Rhode Island has joined the growing list of states legalizing recreational marijuana and while employers aren’t required to accommodate use of the drug at work they’re prohibited from taking adverse action for off-duty use.
Governor Dan McKee signed a bill making recreational marijuana use legal in the state on May 25, with the new law taking effect immediately.
This means adults 21 and older can now:
- possess up to an ounce of cannabis
- grow cannabis within their primary residence (to a certain limit), and
- possess up to 10 ounces of cannabis in their homes in addition to live plants.
Employers aren’t required to accommodate an employee’s use or possession of marijuana, according to law firm Jackson Lewis.

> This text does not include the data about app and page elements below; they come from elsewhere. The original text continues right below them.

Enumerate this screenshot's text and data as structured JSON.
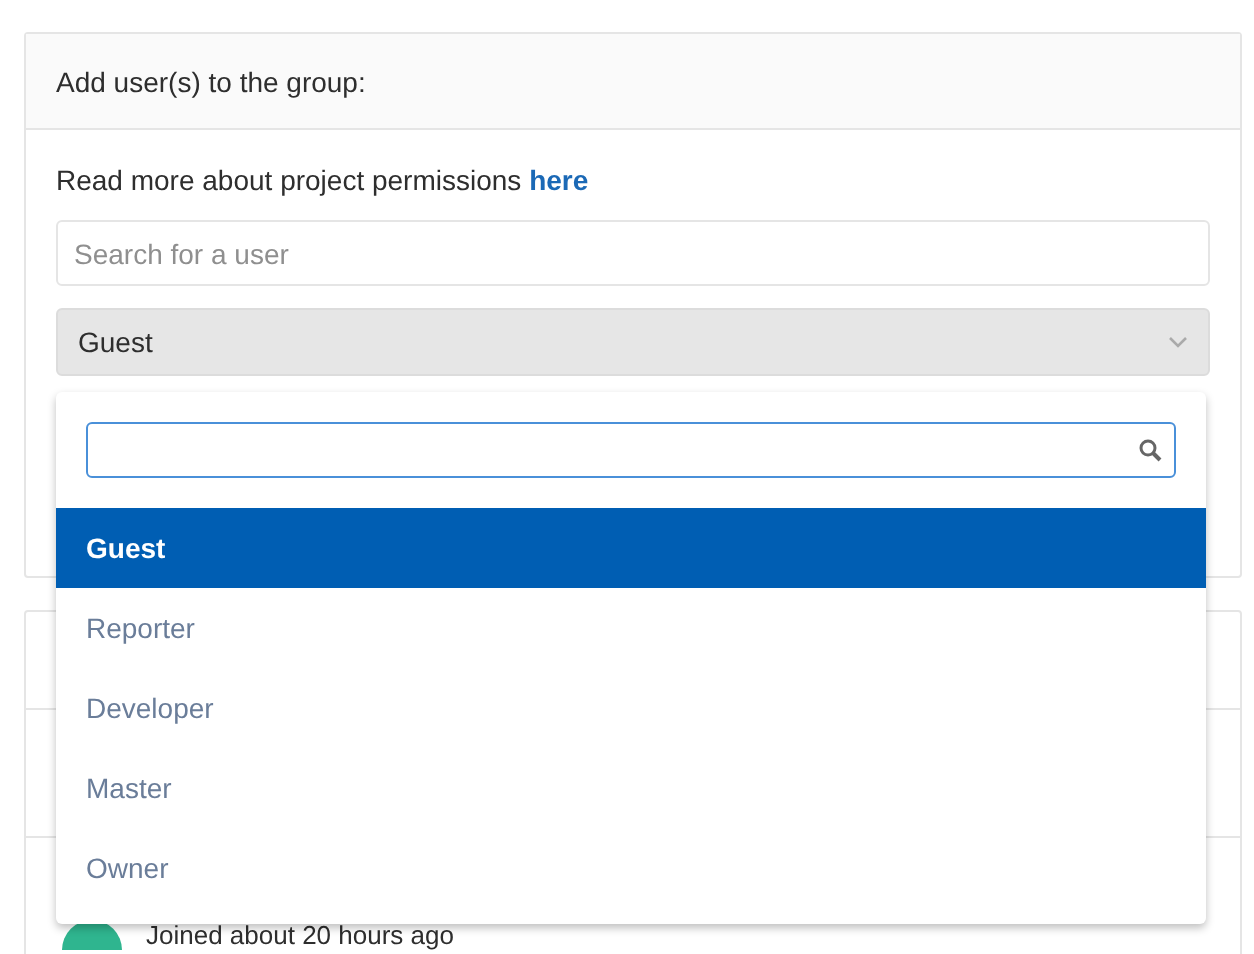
{
  "panel": {
    "title": "Add user(s) to the group:",
    "info": "Read more about project permissions",
    "info_link": "here",
    "search": {
      "placeholder": "Search for a user"
    },
    "role_select": {
      "value": "Guest"
    }
  },
  "dropdown": {
    "options": [
      {
        "label": "Guest",
        "selected": true
      },
      {
        "label": "Reporter",
        "selected": false
      },
      {
        "label": "Developer",
        "selected": false
      },
      {
        "label": "Master",
        "selected": false
      },
      {
        "label": "Owner",
        "selected": false
      }
    ]
  },
  "members": [
    {
      "joined": "Joined about 20 hours ago"
    }
  ]
}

Employers can also terminate, discipline or refuse to hire workers based on an individual’s violation of a workplace drug policy or if an individual was working under the influence of cannabis.
No negative action for use outside of work, with some exceptions
However, negative employment action can’t be taken against an employee “solely for an employee’s private, lawful use of cannabis outside the workplace and so long as the employee has not and is not working under the influence of cannabis.”
There are exceptions to this, including if:
- off-duty use is prohibited by the terms of a collective bargaining agreement
- the employer is a federal contractor or otherwise subject to a federal law or regulation so that failure to discipline an employee would cause the employer loss of a monetary or licensing benefit under the law, or
- an employee works in a profession that is “hazardous, dangerous or essential to public welfare and safety.”
If an employee falls under the hazardous profession category, the employer may adopt policies prohibiting the use of cannabis within the 24-hour period prior to a scheduled work shift.
Some examples of work that falls under this exception include:
- operation of an aircraft or watercraft
- operation of heavy equipment or machinery
- operation of commercial vehicles, school buses or public transportation
- use of explosives
- public safety first responder jobs, and
- emergency and surgical medical personnel.
Obviously, drivers of commercial motor vehicles who fall under the U.S. Department of Transportation’s drug and alcohol testing regulations aren’t allowed to use marijuana at all and will be disqualified from driving for a positive test.